Let’s have a little fanfare for the common man at your next meeting. Invest a little passion and energy into enthusiastically introducing your first meeting presenter.
Too many meetings open with a boring statement of the purpose of the meeting or the proverbial toss of the baton “okay now let me turn the meeting over to….”
This is the 10th of a 10-part series on Customer Leadership.
In this LEADERSHIP MINTS series, we celebrated the 100th anniversary of Steelcase Inc. (founded March 16, 1912) and salute their Customer Leaders (a.k.a employees). Those highly motivated Customer Leaders have consistently helped the Grand Rapids, Michigan-based company reign as the office-furniture industry leader for most of its 100 years in business.
By Peter Jeff
The Leadership Mints Guy
Here’s an example of a Customer Leader who demonstrated customer loyalty.
The guest dining room at Steelcase Inc.’s corporate headquarters was set in spectacular style. There was the finest china, the shiny silverware, the sparkling crystal glasses —— and a corroding carburetor, a bent fender and other assorted aging motorcycle parts of days gone by . A 10-foot-wide banner hung on a wall:
Harley-Davidson, More than a Machine.
Mary was there to serve the executives from the famous motorcycle manufacturer more than lunch. The professional waitress served them a few of her own fond memories of riding Harleys. She wore an appreciative smile as bright as the rose on the black Harley Davidson scarf she wore that day. Mary glanced at the leather jackets and a leather skirt that she had on display in the dining room.
She smiled at the memory of riding on the back of her brother‘s Harley to high school so many years ago. Her eyes glistened as she scanned the carburetor and the fender from a friend’s Harley that she had put on display in the dining room like so many artifacts from a unique and rewarding culture. “It really is more than a machine,” said Mary. “And I am so honored to be serving you today because your company has served me so many great times, so many fond memories, so many great friends over the years.”

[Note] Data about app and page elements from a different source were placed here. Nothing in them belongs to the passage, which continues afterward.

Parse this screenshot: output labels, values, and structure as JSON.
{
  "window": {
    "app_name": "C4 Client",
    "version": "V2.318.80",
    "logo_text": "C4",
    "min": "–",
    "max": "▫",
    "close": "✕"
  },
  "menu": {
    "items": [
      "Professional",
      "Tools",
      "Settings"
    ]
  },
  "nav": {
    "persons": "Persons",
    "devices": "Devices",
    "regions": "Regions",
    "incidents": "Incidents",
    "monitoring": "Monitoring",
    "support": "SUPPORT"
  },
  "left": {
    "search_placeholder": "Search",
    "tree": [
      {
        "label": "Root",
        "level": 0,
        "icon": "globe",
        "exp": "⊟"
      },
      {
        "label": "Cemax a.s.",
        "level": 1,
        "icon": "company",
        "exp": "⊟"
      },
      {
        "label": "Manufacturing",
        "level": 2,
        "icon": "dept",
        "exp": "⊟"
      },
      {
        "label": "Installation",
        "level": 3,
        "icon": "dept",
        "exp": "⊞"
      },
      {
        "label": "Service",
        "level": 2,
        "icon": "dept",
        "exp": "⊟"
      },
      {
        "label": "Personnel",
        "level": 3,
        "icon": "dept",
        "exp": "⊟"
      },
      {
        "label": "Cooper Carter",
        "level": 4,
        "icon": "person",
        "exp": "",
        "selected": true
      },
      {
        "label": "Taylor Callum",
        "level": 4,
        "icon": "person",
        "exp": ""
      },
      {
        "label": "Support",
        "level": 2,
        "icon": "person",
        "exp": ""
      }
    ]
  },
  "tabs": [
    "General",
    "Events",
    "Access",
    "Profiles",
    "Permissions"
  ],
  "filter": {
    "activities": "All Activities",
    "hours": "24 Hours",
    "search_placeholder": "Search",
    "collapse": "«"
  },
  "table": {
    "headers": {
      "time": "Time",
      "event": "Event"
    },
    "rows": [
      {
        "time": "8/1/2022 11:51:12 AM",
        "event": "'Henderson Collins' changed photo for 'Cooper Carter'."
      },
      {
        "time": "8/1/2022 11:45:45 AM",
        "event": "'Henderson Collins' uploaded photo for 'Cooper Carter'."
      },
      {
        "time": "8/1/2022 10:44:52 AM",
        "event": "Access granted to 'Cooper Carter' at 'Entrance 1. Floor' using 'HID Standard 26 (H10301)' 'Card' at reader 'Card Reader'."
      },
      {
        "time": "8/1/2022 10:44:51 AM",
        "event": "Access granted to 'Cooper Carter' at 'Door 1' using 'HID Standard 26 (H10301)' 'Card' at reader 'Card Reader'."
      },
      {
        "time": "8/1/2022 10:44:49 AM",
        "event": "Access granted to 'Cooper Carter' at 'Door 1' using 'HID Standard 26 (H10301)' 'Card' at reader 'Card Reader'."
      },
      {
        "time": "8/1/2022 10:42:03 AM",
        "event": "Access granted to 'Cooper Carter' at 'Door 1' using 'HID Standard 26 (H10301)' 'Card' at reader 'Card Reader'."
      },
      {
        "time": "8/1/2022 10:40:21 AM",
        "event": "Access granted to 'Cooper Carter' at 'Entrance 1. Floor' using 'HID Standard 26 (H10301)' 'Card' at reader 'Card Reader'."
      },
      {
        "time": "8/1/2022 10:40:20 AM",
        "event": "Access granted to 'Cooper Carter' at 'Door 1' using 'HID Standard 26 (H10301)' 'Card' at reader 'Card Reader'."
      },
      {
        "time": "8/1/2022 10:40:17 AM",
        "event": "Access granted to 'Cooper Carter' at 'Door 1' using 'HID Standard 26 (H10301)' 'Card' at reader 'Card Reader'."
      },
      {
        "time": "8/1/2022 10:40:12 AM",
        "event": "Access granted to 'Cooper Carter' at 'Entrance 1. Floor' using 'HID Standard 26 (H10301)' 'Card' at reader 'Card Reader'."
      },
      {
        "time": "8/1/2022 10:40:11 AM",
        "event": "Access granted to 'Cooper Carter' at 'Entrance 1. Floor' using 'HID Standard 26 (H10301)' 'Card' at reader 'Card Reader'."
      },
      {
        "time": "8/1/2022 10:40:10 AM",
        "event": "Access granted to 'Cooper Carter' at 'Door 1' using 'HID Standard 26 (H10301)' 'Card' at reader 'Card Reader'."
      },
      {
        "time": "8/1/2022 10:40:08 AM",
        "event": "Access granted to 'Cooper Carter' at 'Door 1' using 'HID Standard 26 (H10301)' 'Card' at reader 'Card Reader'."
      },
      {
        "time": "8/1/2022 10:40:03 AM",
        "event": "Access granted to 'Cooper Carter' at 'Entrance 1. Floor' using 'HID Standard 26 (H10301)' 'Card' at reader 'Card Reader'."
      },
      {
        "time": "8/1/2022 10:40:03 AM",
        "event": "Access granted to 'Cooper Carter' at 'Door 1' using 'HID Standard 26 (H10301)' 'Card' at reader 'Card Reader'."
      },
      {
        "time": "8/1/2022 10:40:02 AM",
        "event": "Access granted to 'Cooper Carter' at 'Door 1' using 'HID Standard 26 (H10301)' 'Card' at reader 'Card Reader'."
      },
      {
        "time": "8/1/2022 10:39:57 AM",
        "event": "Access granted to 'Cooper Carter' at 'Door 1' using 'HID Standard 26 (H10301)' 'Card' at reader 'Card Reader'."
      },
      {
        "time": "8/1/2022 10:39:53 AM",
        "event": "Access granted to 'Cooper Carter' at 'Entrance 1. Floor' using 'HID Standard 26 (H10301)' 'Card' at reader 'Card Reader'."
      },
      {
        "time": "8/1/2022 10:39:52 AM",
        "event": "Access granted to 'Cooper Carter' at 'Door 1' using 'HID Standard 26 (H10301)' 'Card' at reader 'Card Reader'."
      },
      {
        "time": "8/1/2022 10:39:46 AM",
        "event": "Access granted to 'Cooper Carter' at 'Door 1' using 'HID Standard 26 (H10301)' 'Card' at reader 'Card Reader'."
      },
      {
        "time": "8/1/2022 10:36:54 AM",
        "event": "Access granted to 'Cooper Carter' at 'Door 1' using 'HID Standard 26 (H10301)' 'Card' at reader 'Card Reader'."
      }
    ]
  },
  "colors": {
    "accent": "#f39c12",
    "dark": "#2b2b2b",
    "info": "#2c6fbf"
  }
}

By Peter Jeff Leadership Mints Guy
Here’s an idea to help you conduct more productive meetings.
Do your meetings snap, crackle and POP with collaborative thinking and unbridled enthusiasm?
Are you smirking right now at the notion of every meeting you attend ACTUALLY being worth your time and attention? Then, come with me ye Meeting Martyr.
Let’s leave Yawn City behind.
Let’s journey together to Meeting Magic Land: A Meeting Land where participants stay alert and engaged, where meetings POP with more than an agenda, with a Purpose, an Outcome and a Premise (POP for short.)
Most meeting planners do an adequate job of defining the purpose of the meeting with a traditional agenda. But only the most effective leaders in my experience cogently capture the premise of a meeting for its participants.